Artwork paired with a symposium at the Ecological Society of Australia conference 2015
Artist: Luis Mata
Symposium 7: Pollination ecology down-under: what’s its future?
Luis Mata is an ecologist with a keen interest in insects, conservation science and quantitative methods. He says: ‘I am fascinated by insects because I believe that, whether as individuals or aggregated into super-organisms, they are interesting, valuable and aesthetically pleasing life forms. I am particularly impressed by their functional and taxonomical diversity. I enjoy discovering and learning form nature through photography. Capturing aesthetically pleasing images of living beings is probably one of the best ways to bring art and science together.’

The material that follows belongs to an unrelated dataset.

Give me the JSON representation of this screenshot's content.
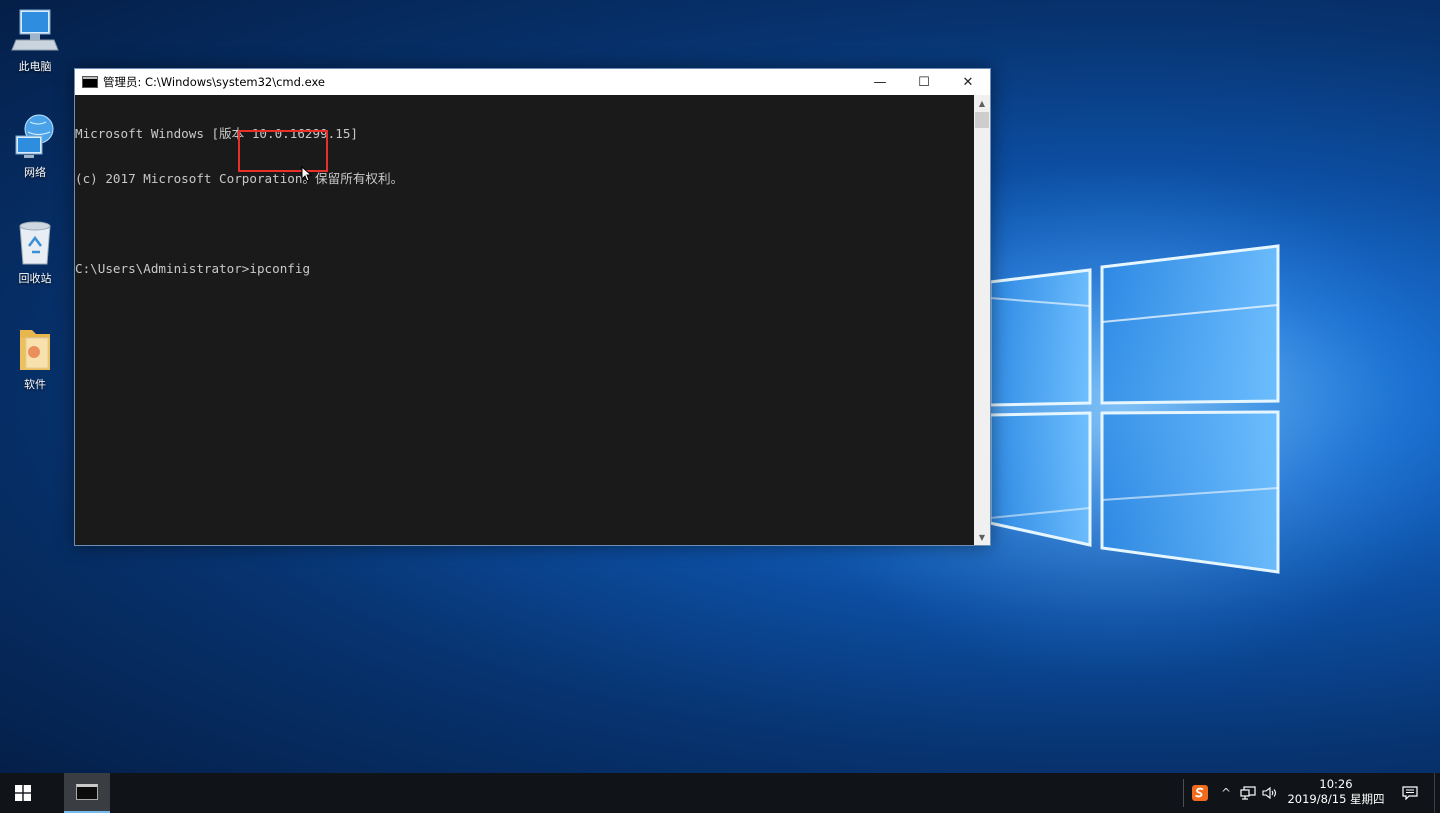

The photo of the native bee was taken at Systems Garden at the University of Melbourne’s Parkville Campus. This image is one in a series of biodiversity photorecords gathered as part of the insect ecology and conservation project ‘The little things that run the city’—a collaboration between RMIT and the City of Melbourne. The assassin bug (Gminatus australis) was photographed on Razorback ridge in the Alpine National Park, Victoria. Here, the bug is predating a caterpillar on alien Senecio plant.